• [What is required] Lines below that include the word "Activity" should each be copied.

·····

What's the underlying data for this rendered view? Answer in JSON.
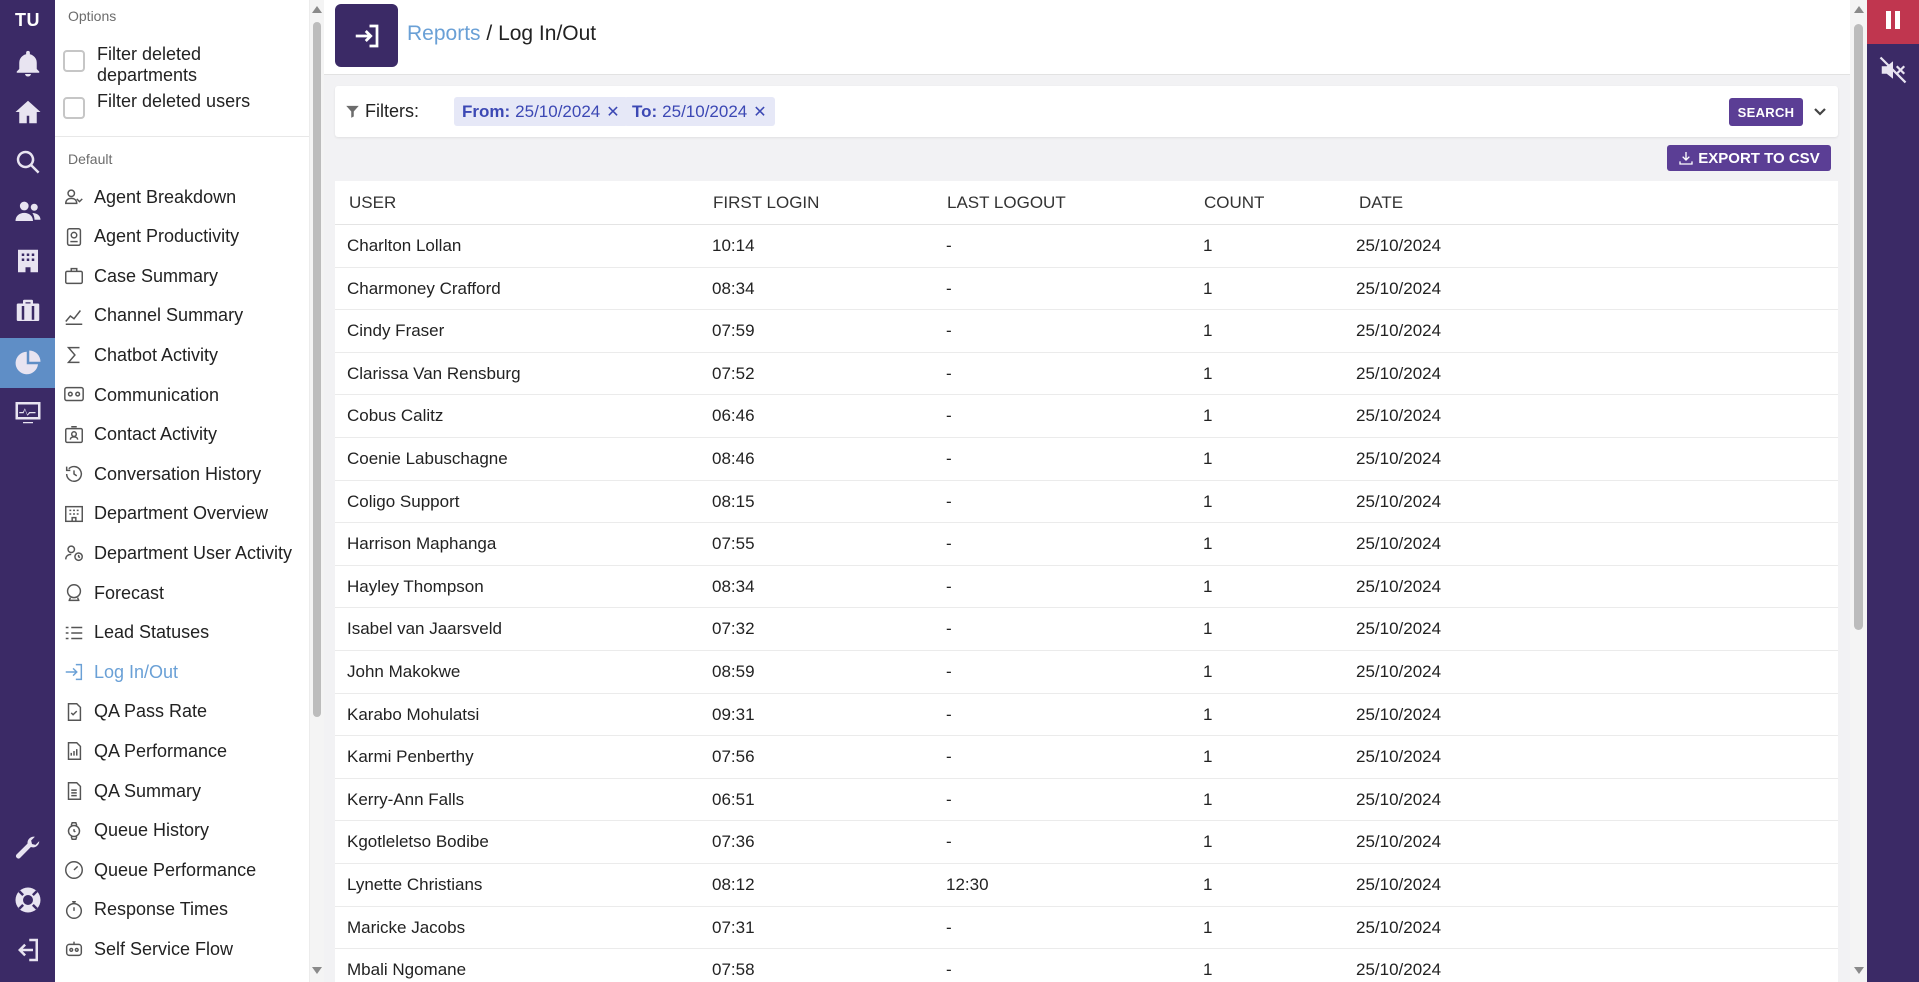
{
  "app": {
    "brand_initials": "TU"
  },
  "rail": {
    "items": [
      {
        "icon": "bell-icon",
        "active": false
      },
      {
        "icon": "home-icon",
        "active": false
      },
      {
        "icon": "search-icon",
        "active": false
      },
      {
        "icon": "users-icon",
        "active": false
      },
      {
        "icon": "building-icon",
        "active": false
      },
      {
        "icon": "briefcase-icon",
        "active": false
      },
      {
        "icon": "pie-chart-icon",
        "active": true
      },
      {
        "icon": "monitor-icon",
        "active": false
      },
      {
        "icon": "wrench-icon",
        "active": false
      },
      {
        "icon": "lifebuoy-icon",
        "active": false
      },
      {
        "icon": "logout-icon",
        "active": false
      }
    ]
  },
  "sidebar": {
    "options_heading": "Options",
    "checkboxes": [
      {
        "label": "Filter deleted departments",
        "checked": false
      },
      {
        "label": "Filter deleted users",
        "checked": false
      }
    ],
    "default_heading": "Default",
    "items": [
      {
        "label": "Agent Breakdown",
        "icon": "user-breakdown-icon",
        "active": false
      },
      {
        "label": "Agent Productivity",
        "icon": "badge-icon",
        "active": false
      },
      {
        "label": "Case Summary",
        "icon": "briefcase-icon",
        "active": false
      },
      {
        "label": "Channel Summary",
        "icon": "chart-line-icon",
        "active": false
      },
      {
        "label": "Chatbot Activity",
        "icon": "sigma-icon",
        "active": false
      },
      {
        "label": "Communication",
        "icon": "group-chat-icon",
        "active": false
      },
      {
        "label": "Contact Activity",
        "icon": "contact-card-icon",
        "active": false
      },
      {
        "label": "Conversation History",
        "icon": "history-icon",
        "active": false
      },
      {
        "label": "Department Overview",
        "icon": "building-icon",
        "active": false
      },
      {
        "label": "Department User Activity",
        "icon": "user-clock-icon",
        "active": false
      },
      {
        "label": "Forecast",
        "icon": "crystal-ball-icon",
        "active": false
      },
      {
        "label": "Lead Statuses",
        "icon": "list-status-icon",
        "active": false
      },
      {
        "label": "Log In/Out",
        "icon": "login-icon",
        "active": true
      },
      {
        "label": "QA Pass Rate",
        "icon": "doc-check-icon",
        "active": false
      },
      {
        "label": "QA Performance",
        "icon": "doc-chart-icon",
        "active": false
      },
      {
        "label": "QA Summary",
        "icon": "doc-list-icon",
        "active": false
      },
      {
        "label": "Queue History",
        "icon": "watch-icon",
        "active": false
      },
      {
        "label": "Queue Performance",
        "icon": "gauge-icon",
        "active": false
      },
      {
        "label": "Response Times",
        "icon": "stopwatch-icon",
        "active": false
      },
      {
        "label": "Self Service Flow",
        "icon": "robot-icon",
        "active": false
      }
    ]
  },
  "header": {
    "icon": "login-icon",
    "breadcrumb_link": "Reports",
    "breadcrumb_sep": "/",
    "breadcrumb_current": "Log In/Out"
  },
  "filters": {
    "label": "Filters:",
    "chips": [
      {
        "key": "From:",
        "value": "25/10/2024"
      },
      {
        "key": "To:",
        "value": "25/10/2024"
      }
    ],
    "search_label": "SEARCH"
  },
  "export_label": "EXPORT TO CSV",
  "table": {
    "columns": [
      "USER",
      "FIRST LOGIN",
      "LAST LOGOUT",
      "COUNT",
      "DATE"
    ],
    "rows": [
      [
        "Charlton Lollan",
        "10:14",
        "-",
        "1",
        "25/10/2024"
      ],
      [
        "Charmoney Crafford",
        "08:34",
        "-",
        "1",
        "25/10/2024"
      ],
      [
        "Cindy Fraser",
        "07:59",
        "-",
        "1",
        "25/10/2024"
      ],
      [
        "Clarissa Van Rensburg",
        "07:52",
        "-",
        "1",
        "25/10/2024"
      ],
      [
        "Cobus Calitz",
        "06:46",
        "-",
        "1",
        "25/10/2024"
      ],
      [
        "Coenie Labuschagne",
        "08:46",
        "-",
        "1",
        "25/10/2024"
      ],
      [
        "Coligo Support",
        "08:15",
        "-",
        "1",
        "25/10/2024"
      ],
      [
        "Harrison Maphanga",
        "07:55",
        "-",
        "1",
        "25/10/2024"
      ],
      [
        "Hayley Thompson",
        "08:34",
        "-",
        "1",
        "25/10/2024"
      ],
      [
        "Isabel van Jaarsveld",
        "07:32",
        "-",
        "1",
        "25/10/2024"
      ],
      [
        "John Makokwe",
        "08:59",
        "-",
        "1",
        "25/10/2024"
      ],
      [
        "Karabo Mohulatsi",
        "09:31",
        "-",
        "1",
        "25/10/2024"
      ],
      [
        "Karmi Penberthy",
        "07:56",
        "-",
        "1",
        "25/10/2024"
      ],
      [
        "Kerry-Ann Falls",
        "06:51",
        "-",
        "1",
        "25/10/2024"
      ],
      [
        "Kgotleletso Bodibe",
        "07:36",
        "-",
        "1",
        "25/10/2024"
      ],
      [
        "Lynette Christians",
        "08:12",
        "12:30",
        "1",
        "25/10/2024"
      ],
      [
        "Maricke Jacobs",
        "07:31",
        "-",
        "1",
        "25/10/2024"
      ],
      [
        "Mbali Ngomane",
        "07:58",
        "-",
        "1",
        "25/10/2024"
      ]
    ]
  },
  "right_rail": {
    "pause_icon": "pause-icon",
    "mute_icon": "volume-mute-icon"
  },
  "colors": {
    "brand_purple": "#3b2a66",
    "accent_purple": "#5b3e95",
    "link_blue": "#6aa0d6",
    "pause_red": "#c0364f"
  }
}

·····

• [Solution to the problem]
        "label": "Chatbot Activity",
        "label": "Contact Activity",
        "label": "Department User Activity",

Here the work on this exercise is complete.